If Theresa May wants to show she is taking the issue seriously, she needs to put proper structures in place—and fastby Stephanie Boland / November 2, 2017 / Leave a comment
“The first casualty,” was how one BBC broadcast described Michael Fallon’s resignation. The former defence minister stepped down from his post following allegations of inappropriate behaviour with women, saying that his past behaviour may not have measured up to the standards set by the armed forces.
“Casualty” is a curious way of describing Fallon, hinting not only at the idea that a man whose own behaviour forces him to step down from a cabinet job has been wounded, but also that this might be first of many careers affected before Westminster’s harassment scandal has finished purging its secrets. There was, too, a hint of the lobby’s love of gossip: far from dreading the ensuing reshuffle, quite a few hacks rather enjoyed it, especially since it was instigated by a good scalping.
This, it seems, is part of the problem. After the much-rumoured list of Tory indiscretions was finally tweeted by an anonymous account on Wednesday, it became clear that the compilers had happily lumped together some truly upsetting allegations—including a woman whose harasser had forced her to have an abortion—with any sort of sexual indiscretion that strayed from a (very limited) idea of “normal.”

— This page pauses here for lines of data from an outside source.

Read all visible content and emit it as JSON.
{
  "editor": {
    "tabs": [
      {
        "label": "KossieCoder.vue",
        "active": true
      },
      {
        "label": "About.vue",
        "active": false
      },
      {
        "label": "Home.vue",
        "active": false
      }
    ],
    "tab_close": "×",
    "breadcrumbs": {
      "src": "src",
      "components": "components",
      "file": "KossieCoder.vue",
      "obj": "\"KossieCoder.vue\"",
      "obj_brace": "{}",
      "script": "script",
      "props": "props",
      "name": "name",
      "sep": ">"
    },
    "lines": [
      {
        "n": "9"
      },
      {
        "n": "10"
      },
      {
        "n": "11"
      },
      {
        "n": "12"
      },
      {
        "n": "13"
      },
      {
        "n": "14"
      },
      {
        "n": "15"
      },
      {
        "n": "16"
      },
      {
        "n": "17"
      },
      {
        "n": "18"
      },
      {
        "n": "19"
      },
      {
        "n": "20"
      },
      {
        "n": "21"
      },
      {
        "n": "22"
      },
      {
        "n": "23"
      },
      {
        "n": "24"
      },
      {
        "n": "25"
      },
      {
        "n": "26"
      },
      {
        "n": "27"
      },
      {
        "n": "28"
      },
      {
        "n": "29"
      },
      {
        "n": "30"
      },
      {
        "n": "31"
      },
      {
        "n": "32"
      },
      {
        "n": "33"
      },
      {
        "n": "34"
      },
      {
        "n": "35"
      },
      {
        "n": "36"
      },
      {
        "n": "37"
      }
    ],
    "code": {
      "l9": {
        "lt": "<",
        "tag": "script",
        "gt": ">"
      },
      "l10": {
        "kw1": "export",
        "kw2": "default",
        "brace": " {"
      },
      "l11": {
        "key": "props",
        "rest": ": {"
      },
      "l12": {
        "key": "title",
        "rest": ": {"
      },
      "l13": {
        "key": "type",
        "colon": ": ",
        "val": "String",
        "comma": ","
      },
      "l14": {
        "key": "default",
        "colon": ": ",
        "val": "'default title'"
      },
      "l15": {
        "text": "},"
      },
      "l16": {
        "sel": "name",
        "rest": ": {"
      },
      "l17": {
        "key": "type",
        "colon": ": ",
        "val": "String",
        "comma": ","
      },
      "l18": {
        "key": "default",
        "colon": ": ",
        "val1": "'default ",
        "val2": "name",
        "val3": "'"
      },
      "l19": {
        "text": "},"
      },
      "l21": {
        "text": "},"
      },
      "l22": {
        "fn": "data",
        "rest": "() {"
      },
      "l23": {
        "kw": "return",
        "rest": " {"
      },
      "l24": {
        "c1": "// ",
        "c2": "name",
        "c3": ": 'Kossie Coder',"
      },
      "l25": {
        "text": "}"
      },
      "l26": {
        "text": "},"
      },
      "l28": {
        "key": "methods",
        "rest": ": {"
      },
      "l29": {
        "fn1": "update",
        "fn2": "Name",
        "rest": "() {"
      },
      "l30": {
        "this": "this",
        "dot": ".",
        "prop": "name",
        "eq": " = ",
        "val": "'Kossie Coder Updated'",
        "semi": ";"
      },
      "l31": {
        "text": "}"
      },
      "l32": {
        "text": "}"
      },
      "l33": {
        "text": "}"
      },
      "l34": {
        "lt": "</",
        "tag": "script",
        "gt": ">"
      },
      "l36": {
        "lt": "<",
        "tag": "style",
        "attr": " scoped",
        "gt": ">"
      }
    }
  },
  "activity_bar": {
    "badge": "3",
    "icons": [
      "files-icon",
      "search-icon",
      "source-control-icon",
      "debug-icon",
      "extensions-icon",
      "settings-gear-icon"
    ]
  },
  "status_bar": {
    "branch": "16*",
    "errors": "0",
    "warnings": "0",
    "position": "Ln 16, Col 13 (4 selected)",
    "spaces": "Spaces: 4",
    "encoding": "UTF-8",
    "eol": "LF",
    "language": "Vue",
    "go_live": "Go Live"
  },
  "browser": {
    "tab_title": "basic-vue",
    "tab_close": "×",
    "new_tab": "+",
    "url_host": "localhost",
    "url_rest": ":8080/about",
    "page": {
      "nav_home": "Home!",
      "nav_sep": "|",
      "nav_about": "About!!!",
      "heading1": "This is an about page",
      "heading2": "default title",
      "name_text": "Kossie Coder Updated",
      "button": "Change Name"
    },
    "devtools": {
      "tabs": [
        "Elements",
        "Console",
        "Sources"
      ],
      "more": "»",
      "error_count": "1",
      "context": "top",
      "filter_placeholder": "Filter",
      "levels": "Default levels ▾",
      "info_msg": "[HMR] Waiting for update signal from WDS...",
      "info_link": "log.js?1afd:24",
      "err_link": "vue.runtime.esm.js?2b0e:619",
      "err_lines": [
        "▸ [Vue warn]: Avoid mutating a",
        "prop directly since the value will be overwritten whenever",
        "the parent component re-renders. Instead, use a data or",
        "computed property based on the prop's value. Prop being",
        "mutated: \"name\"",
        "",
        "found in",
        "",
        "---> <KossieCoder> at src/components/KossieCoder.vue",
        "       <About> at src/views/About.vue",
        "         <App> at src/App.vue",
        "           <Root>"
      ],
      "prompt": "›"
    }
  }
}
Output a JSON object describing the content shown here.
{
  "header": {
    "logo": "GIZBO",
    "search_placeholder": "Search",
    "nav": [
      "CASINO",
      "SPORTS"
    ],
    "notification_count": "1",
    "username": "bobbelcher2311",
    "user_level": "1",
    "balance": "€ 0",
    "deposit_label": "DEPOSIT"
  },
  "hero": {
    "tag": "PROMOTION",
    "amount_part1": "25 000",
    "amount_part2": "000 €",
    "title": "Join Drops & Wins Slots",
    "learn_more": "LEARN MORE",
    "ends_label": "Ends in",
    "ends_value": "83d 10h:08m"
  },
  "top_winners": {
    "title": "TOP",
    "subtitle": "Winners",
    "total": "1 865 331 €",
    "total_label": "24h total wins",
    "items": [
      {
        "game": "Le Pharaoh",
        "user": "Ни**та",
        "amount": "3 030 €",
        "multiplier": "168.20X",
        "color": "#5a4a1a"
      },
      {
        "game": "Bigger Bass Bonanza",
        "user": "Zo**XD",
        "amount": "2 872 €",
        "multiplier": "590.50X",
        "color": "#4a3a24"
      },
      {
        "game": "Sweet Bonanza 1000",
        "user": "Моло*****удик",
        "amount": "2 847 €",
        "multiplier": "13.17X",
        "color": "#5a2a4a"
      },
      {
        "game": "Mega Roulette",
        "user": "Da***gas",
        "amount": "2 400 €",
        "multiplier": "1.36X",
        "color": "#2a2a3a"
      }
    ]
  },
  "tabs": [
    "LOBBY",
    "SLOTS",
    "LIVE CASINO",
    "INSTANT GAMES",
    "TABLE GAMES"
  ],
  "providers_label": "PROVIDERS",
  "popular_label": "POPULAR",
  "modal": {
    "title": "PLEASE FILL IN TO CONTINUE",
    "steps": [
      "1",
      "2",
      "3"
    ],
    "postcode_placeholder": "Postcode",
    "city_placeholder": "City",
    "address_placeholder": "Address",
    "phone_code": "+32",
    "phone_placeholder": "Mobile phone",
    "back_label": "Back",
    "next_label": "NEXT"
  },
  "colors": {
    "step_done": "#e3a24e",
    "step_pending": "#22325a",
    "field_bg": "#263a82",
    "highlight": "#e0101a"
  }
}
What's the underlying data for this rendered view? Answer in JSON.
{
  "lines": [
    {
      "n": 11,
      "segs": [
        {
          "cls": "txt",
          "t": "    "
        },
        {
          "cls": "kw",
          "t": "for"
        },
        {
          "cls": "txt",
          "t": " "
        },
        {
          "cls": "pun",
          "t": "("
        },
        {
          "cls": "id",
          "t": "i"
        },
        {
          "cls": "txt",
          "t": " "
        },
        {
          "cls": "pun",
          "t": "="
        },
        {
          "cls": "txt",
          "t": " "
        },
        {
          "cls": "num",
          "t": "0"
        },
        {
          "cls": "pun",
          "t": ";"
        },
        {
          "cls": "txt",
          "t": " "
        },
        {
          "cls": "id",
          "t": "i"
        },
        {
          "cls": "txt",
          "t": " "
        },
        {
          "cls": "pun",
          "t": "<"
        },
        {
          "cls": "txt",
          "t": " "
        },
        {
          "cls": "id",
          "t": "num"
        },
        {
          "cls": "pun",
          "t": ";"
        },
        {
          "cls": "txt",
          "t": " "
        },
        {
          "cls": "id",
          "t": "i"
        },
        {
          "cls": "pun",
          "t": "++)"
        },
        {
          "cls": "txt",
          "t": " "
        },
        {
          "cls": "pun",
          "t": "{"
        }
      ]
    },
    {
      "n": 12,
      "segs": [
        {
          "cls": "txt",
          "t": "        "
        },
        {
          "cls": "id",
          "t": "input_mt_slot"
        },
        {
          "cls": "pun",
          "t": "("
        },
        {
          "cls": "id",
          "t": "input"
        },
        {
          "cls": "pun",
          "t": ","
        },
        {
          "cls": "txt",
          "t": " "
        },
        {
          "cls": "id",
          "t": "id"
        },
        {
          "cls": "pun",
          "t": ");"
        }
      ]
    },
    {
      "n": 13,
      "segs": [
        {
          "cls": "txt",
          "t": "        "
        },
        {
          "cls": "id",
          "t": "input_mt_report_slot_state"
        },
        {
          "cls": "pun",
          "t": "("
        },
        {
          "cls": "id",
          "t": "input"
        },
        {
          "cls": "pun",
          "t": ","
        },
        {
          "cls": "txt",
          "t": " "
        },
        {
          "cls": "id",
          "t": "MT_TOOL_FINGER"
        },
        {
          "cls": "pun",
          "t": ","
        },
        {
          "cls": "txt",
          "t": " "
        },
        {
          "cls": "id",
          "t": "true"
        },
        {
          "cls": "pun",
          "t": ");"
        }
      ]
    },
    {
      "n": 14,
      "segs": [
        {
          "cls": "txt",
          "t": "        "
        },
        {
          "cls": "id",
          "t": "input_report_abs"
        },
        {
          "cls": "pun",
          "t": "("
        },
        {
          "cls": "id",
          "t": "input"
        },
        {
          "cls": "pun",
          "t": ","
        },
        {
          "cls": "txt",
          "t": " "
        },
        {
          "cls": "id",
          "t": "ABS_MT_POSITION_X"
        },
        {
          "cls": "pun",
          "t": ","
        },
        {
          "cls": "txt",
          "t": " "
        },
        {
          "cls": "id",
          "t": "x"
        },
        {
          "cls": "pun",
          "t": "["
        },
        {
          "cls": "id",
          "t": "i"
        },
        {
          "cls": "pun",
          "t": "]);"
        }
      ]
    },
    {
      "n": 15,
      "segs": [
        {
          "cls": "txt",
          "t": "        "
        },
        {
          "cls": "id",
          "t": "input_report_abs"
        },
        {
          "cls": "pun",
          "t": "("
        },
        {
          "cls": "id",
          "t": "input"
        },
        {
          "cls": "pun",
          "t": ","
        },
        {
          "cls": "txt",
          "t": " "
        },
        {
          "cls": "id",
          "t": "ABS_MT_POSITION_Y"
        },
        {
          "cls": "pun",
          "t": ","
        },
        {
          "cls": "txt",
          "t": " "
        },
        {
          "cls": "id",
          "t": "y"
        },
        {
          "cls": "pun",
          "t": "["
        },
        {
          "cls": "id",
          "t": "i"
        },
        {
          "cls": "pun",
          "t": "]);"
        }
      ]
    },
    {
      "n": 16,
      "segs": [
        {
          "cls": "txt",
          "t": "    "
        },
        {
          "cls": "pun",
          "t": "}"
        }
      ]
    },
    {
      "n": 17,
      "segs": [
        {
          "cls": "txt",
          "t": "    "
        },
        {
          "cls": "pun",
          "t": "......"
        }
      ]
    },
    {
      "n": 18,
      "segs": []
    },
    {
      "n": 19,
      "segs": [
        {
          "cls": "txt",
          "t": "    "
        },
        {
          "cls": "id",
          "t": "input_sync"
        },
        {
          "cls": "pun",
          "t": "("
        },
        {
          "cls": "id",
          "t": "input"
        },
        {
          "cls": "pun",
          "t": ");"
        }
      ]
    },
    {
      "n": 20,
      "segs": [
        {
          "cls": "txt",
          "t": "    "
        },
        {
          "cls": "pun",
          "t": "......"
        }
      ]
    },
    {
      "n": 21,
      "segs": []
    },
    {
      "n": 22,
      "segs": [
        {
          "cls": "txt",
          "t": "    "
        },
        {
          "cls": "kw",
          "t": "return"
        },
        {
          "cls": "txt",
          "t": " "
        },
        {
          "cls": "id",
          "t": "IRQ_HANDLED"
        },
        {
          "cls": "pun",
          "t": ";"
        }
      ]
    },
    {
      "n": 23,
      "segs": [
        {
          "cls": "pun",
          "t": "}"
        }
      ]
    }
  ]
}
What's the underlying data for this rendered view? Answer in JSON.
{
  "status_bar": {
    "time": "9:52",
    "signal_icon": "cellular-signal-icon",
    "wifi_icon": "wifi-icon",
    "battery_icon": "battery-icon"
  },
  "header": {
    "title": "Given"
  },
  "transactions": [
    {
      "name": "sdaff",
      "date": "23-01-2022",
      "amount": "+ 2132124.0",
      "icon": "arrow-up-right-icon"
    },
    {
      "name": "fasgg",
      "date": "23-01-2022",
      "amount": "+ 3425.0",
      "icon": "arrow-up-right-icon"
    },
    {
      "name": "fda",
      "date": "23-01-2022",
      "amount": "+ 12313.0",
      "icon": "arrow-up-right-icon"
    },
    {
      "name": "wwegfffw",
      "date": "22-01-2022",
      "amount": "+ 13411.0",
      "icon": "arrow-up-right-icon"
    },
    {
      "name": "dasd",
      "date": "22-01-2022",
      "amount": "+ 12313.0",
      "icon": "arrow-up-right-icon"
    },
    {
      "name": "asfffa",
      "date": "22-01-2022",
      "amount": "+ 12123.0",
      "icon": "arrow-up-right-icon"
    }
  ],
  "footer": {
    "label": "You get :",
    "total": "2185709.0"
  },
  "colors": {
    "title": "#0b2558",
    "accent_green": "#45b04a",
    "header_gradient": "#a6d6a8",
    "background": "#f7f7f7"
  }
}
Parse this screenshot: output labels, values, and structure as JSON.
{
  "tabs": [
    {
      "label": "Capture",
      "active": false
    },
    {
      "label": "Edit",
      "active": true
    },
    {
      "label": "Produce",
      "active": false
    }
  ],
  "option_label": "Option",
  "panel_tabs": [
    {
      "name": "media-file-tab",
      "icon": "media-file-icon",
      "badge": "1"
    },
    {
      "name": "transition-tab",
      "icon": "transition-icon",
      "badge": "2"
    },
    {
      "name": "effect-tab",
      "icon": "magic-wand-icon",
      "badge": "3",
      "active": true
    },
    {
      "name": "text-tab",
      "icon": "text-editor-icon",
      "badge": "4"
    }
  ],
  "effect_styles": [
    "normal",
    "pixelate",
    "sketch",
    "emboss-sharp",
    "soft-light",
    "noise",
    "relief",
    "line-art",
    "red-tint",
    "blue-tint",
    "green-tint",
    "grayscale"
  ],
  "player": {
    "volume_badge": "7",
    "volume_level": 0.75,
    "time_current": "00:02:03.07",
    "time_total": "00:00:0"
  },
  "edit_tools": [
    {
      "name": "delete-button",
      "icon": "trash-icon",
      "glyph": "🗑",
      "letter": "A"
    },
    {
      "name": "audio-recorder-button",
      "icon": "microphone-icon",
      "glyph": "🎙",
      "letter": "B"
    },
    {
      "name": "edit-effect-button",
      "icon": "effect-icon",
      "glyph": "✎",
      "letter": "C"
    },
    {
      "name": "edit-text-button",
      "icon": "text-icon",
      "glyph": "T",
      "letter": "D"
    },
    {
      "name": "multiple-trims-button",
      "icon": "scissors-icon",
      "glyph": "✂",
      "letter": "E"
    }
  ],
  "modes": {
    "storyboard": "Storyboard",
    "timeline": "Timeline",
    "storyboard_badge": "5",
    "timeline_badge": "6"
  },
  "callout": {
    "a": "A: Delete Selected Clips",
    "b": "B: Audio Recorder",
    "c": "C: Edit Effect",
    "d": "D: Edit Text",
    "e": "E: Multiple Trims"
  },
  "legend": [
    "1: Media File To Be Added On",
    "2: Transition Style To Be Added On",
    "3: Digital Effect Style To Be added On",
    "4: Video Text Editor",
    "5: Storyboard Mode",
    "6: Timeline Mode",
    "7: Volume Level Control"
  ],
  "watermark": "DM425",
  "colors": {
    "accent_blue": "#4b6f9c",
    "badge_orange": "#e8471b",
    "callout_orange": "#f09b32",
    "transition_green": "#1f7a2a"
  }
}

As Megan Nolan wrote in Vice, some of the items relied on ideas about sex that were at best blinkered—in the worst cases, downright homophobic. Not that that deterred some on Twitter, who went for the hashtag #Sleaze36 to refer collectively to those named.
Including the puritanical alongside the abusive may make sense in terms of good gossip—the list was discussed in some quarters with the same gleeful salaciousness that also prompts the word “casualty”—but it does nothing for the alleged victims.
This is not to say, however, that backchannels and rumours don’t have their place. The sudden interest in women’s informal organising is enough to show that—although the women I know regard the idea that spreadsheets and WhatsApp groups constitute a new technological witch-hunt, rather than simply a digital version of the sort of conversation previously conducted in the ladies’ loos, very amusing.
That, of course, is quite aside from the frankly laughable irony of politicos suddenly urging a crackdown on unverified gossip, as if none of us has ever cocked an ear in a Westminster bar.
The problem for some men is not that people talk,…